Repeat the data below exactly. Include each line.

==== Input material ====

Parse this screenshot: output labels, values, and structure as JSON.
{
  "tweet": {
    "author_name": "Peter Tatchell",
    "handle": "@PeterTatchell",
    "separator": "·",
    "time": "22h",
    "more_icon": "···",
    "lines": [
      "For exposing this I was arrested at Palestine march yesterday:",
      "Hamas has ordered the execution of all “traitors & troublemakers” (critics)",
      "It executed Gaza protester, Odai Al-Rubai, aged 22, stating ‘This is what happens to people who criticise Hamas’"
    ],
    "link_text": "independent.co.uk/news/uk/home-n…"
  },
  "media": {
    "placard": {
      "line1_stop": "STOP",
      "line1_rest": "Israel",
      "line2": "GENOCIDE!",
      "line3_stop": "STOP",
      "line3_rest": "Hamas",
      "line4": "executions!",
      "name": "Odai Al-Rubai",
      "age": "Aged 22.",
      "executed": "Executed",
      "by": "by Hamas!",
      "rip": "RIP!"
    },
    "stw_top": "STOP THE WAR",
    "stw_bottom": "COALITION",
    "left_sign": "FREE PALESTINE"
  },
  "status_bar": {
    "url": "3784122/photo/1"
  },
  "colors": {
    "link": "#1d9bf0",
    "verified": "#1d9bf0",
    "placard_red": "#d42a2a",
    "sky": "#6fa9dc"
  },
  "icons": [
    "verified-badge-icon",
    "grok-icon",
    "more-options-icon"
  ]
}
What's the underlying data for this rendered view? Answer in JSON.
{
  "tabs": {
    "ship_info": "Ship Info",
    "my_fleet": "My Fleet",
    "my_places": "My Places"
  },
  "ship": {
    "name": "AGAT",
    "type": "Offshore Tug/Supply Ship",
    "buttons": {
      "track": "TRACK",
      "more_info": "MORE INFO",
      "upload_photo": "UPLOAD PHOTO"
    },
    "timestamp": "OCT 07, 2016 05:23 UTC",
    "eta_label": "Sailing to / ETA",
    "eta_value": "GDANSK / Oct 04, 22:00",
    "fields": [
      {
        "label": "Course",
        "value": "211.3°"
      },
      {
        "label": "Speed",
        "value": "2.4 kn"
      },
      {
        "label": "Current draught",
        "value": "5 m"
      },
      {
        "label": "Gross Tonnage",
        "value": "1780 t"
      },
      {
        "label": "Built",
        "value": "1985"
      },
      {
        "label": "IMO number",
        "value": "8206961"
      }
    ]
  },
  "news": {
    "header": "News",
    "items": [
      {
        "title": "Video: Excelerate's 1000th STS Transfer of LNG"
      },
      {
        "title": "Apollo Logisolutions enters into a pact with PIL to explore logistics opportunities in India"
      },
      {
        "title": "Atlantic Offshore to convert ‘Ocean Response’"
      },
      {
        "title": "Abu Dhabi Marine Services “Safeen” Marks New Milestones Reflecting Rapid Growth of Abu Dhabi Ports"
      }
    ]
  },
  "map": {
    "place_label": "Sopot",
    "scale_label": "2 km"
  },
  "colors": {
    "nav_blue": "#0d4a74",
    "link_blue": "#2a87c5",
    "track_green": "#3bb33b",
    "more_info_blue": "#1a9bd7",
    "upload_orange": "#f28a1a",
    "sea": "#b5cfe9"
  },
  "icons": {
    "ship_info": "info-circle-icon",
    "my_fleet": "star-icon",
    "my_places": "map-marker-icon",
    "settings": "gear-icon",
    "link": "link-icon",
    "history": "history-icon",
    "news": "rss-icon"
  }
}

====

* Response to this exercise
Parse this screenshot: output labels, values, and structure as JSON.
{
  "tweet": {
    "author_name": "Peter Tatchell",
    "handle": "@PeterTatchell",
    "separator": "·",
    "time": "22h",
    "more_icon": "···",
    "lines": [
      "For exposing this I was arrested at Palestine march yesterday:",
      "Hamas has ordered the execution of all “traitors & troublemakers” (critics)",
      "It executed Gaza protester, Odai Al-Rubai, aged 22, stating ‘This is what happens to people who criticise Hamas’"
    ],
    "link_text": "independent.co.uk/news/uk/home-n…"
  },
  "media": {
    "placard": {
      "line1_stop": "STOP",
      "line1_rest": "Israel",
      "line2": "GENOCIDE!",
      "line3_stop": "STOP",
      "line3_rest": "Hamas",
      "line4": "executions!",
      "name": "Odai Al-Rubai",
      "age": "Aged 22.",
      "executed": "Executed",
      "by": "by Hamas!",
      "rip": "RIP!"
    },
    "stw_top": "STOP THE WAR",
    "stw_bottom": "COALITION",
    "left_sign": "FREE PALESTINE"
  },
  "status_bar": {
    "url": "3784122/photo/1"
  },
  "colors": {
    "link": "#1d9bf0",
    "verified": "#1d9bf0",
    "placard_red": "#d42a2a",
    "sky": "#6fa9dc"
  },
  "icons": [
    "verified-badge-icon",
    "grok-icon",
    "more-options-icon"
  ]
}
What's the underlying data for this rendered view? Answer in JSON.
{
  "tabs": {
    "ship_info": "Ship Info",
    "my_fleet": "My Fleet",
    "my_places": "My Places"
  },
  "ship": {
    "name": "AGAT",
    "type": "Offshore Tug/Supply Ship",
    "buttons": {
      "track": "TRACK",
      "more_info": "MORE INFO",
      "upload_photo": "UPLOAD PHOTO"
    },
    "timestamp": "OCT 07, 2016 05:23 UTC",
    "eta_label": "Sailing to / ETA",
    "eta_value": "GDANSK / Oct 04, 22:00",
    "fields": [
      {
        "label": "Course",
        "value": "211.3°"
      },
      {
        "label": "Speed",
        "value": "2.4 kn"
      },
      {
        "label": "Current draught",
        "value": "5 m"
      },
      {
        "label": "Gross Tonnage",
        "value": "1780 t"
      },
      {
        "label": "Built",
        "value": "1985"
      },
      {
        "label": "IMO number",
        "value": "8206961"
      }
    ]
  },
  "news": {
    "header": "News",
    "items": [
      {
        "title": "Video: Excelerate's 1000th STS Transfer of LNG"
      },
      {
        "title": "Apollo Logisolutions enters into a pact with PIL to explore logistics opportunities in India"
      },
      {
        "title": "Atlantic Offshore to convert ‘Ocean Response’"
      },
      {
        "title": "Abu Dhabi Marine Services “Safeen” Marks New Milestones Reflecting Rapid Growth of Abu Dhabi Ports"
      }
    ]
  },
  "map": {
    "place_label": "Sopot",
    "scale_label": "2 km"
  },
  "colors": {
    "nav_blue": "#0d4a74",
    "link_blue": "#2a87c5",
    "track_green": "#3bb33b",
    "more_info_blue": "#1a9bd7",
    "upload_orange": "#f28a1a",
    "sea": "#b5cfe9"
  },
  "icons": {
    "ship_info": "info-circle-icon",
    "my_fleet": "star-icon",
    "my_places": "map-marker-icon",
    "settings": "gear-icon",
    "link": "link-icon",
    "history": "history-icon",
    "news": "rss-icon"
  }
}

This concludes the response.